● **Work task**
Extract all lines in the data that contain the word "selected".

[Listed records — start]

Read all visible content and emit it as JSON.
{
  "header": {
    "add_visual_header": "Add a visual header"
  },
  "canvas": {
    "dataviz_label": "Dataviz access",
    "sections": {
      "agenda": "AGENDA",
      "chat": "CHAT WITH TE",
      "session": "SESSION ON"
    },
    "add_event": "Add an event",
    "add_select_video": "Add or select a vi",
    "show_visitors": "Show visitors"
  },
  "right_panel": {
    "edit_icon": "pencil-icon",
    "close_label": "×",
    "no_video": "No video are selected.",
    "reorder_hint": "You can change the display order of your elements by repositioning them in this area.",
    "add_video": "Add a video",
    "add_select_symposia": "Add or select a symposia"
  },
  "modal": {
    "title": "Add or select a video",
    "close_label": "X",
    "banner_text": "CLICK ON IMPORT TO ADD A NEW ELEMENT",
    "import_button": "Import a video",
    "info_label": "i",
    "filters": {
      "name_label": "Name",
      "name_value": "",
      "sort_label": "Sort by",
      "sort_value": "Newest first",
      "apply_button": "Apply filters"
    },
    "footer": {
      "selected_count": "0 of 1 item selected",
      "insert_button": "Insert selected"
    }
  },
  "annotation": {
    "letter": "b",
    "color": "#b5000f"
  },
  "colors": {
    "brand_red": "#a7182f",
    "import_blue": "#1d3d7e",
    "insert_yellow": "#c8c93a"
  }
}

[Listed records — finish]

● **Output for this exercise**
    "no_video": "No video are selected.",
      "selected_count": "0 of 1 item selected",
      "insert_button": "Insert selected"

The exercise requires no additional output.